Home workers suffer as firms ignore risk assessments

Half of all employers may need to reassess their health and safety provision in order to ensure the wellbeing of staff working in hybrid environments.

That’s the suggestion from a study of health and safety professionals representing 447 companies from a technology platform for safer workplaces whose data revealed that only one in two firms are providing safety training for staff based partly at home.

Authors say that, against the context of a shifting societal attitude towards the workplace, and a sharp increase in hybrid working models, these figures highlight how businesses must act now to adequately protect workforces in a more fluid and remote office environment.

This means organisations will have to adapt their approach to accommodate for each individual. For most organisations this home-working and hybrid model will mean a comprehensive risk assessment.

But while nearly six out of ten firms are planning on carrying out new risk assessments for their hybrid team, there’s a substantial minority (43%) who don’t plan to do so.

Looking at how these assessments will be conducted, one in two will ask employees to fill out a risk-assessment form, while 37 per cent will continue to use their current approaches along with an in-office assessment. A tiny minority (4%) will send health and safety professionals to their colleagues’ homes for an in-person review, and 3% will conduct online video assessments with managers or a H&S practitioner.

Employers need to remember that their duty of care for their people’s health, safety and wellbeing extends to the at-home part of their working lives

There are some gaps between the self-risk assessment provision and subsequent training. almost all companies are asking about workplace ergonomics (97%) in the risk assessment, but only 14% plan to provide training in correct posture and workstation set-up.

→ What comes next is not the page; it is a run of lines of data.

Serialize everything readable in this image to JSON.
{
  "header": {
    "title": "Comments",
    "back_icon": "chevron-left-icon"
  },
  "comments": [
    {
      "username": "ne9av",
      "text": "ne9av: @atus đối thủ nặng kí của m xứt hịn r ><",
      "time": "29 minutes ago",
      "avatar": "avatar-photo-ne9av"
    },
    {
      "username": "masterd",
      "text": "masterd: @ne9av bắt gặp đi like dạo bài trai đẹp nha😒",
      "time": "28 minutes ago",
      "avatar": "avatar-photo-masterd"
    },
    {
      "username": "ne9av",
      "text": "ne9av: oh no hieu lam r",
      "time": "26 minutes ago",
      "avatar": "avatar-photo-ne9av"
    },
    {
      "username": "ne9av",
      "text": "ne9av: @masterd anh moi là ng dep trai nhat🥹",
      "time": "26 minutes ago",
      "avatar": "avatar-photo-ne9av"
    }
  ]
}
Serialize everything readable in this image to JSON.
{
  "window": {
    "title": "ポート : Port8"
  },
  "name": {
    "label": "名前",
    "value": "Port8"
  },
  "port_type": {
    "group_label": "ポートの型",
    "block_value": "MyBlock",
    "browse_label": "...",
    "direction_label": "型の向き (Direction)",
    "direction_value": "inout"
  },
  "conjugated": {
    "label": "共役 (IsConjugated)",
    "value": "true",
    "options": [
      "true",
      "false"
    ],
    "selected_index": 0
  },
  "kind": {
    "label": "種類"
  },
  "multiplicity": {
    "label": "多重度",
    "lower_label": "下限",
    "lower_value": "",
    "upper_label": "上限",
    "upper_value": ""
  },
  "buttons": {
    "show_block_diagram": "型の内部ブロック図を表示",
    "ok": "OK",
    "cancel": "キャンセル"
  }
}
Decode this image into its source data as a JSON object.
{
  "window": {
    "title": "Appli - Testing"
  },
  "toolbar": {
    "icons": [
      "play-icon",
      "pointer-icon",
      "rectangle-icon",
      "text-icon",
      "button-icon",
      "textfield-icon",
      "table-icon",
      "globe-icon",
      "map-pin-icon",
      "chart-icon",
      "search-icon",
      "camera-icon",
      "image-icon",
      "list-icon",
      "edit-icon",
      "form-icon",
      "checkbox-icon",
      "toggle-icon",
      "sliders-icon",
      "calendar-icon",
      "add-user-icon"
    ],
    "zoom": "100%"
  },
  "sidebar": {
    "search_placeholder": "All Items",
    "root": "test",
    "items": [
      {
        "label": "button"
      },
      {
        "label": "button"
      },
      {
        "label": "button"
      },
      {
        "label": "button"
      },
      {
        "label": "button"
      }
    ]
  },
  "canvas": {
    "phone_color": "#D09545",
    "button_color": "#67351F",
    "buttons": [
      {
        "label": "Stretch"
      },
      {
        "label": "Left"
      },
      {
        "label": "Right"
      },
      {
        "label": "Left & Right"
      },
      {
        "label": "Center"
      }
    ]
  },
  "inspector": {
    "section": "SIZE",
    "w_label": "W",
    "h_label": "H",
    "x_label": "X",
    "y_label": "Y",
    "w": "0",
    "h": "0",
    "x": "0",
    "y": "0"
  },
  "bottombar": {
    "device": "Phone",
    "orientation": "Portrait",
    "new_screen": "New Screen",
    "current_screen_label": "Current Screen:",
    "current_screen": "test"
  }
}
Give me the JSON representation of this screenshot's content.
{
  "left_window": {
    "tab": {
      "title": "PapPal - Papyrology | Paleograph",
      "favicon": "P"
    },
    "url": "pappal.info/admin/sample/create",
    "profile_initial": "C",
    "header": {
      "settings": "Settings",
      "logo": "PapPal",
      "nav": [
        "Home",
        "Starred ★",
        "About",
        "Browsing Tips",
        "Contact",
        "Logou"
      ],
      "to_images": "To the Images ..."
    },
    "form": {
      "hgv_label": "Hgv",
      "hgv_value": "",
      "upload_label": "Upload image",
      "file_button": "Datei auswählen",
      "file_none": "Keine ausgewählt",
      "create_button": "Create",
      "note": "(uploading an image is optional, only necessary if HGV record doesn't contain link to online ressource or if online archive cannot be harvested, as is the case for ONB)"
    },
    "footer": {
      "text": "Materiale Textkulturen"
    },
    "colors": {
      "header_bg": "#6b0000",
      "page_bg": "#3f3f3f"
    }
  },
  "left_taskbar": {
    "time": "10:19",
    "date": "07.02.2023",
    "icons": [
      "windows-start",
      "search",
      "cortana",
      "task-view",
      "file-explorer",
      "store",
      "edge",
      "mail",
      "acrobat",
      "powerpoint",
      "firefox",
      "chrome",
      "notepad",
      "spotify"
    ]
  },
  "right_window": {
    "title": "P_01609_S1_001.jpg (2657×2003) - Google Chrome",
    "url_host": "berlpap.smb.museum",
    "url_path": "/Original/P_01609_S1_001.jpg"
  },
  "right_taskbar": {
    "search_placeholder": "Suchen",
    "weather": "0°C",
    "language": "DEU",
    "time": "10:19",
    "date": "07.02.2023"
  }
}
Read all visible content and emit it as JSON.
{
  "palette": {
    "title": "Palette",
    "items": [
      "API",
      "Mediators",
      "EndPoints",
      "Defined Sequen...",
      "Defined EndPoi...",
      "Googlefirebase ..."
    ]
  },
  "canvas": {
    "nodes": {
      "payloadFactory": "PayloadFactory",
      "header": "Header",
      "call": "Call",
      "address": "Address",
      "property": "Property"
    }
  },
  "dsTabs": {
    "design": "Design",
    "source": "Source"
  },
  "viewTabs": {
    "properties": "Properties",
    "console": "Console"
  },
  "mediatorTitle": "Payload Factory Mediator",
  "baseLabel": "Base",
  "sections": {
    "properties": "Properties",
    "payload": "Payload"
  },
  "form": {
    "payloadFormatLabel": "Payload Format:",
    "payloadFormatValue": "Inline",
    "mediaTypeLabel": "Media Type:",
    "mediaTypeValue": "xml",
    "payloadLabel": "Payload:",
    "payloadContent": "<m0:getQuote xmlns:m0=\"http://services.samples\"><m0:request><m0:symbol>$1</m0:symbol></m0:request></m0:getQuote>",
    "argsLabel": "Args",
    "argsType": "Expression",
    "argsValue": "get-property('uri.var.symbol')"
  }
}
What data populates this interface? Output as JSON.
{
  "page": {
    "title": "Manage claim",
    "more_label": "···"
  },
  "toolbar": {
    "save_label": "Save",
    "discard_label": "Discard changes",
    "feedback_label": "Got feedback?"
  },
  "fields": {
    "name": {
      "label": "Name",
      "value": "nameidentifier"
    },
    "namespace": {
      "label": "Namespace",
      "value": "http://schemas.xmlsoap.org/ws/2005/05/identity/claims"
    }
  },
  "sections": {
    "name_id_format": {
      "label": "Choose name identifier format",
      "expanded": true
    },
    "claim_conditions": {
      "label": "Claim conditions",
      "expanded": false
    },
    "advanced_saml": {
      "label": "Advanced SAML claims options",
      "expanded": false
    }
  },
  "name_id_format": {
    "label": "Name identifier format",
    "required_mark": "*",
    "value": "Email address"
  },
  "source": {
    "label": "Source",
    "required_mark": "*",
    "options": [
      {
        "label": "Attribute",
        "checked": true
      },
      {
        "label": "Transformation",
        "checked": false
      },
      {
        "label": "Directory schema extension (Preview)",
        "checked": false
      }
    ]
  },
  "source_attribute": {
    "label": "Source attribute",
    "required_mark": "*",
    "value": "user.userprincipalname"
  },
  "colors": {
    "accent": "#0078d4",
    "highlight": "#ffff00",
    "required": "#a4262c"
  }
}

The research found that, when it came to risk assessment, 84 per cent highlighted stress – often from overwork or isolation. While approaching nine out of ten claim managing stress will be covered in the learning sessions, only one in 10 said their company training covers avoiding isolation specifically and just 2 per cent report that it will look at managing workload and scheduling breaks.

Positively, 85 per cent coach colleagues on remote communications. Common topics within the home risk assessment are electrical safety (81%), trip hazards (71%) and fire safety (71%) alongside heating and ventilation (61%).

Overall, the study suggested that hybrid working is here to stay, yet only one in three are very confident their organisation is fully prepared for the management challenges hybrid working demands. Twenty nine per cent of companies have already decided they’re reducing their office space provision, and 25 per cent have this option on the table. Just under half are keeping their office estate as it is.

Dr Catherine Jordan, Health & Safety Product Specialist for EcoOnline which commissioned the study said: “Employers need to remember that their duty of care for their people’s health, safety and wellbeing extends to the at-home part of their working lives.

“Managing the blend of home and office working requires planning and communication. Risk assessment is an important precursor to any new working arrangement, but it is only one consideration in the successful management of worker safety, health and wellbeing.”

More on the research here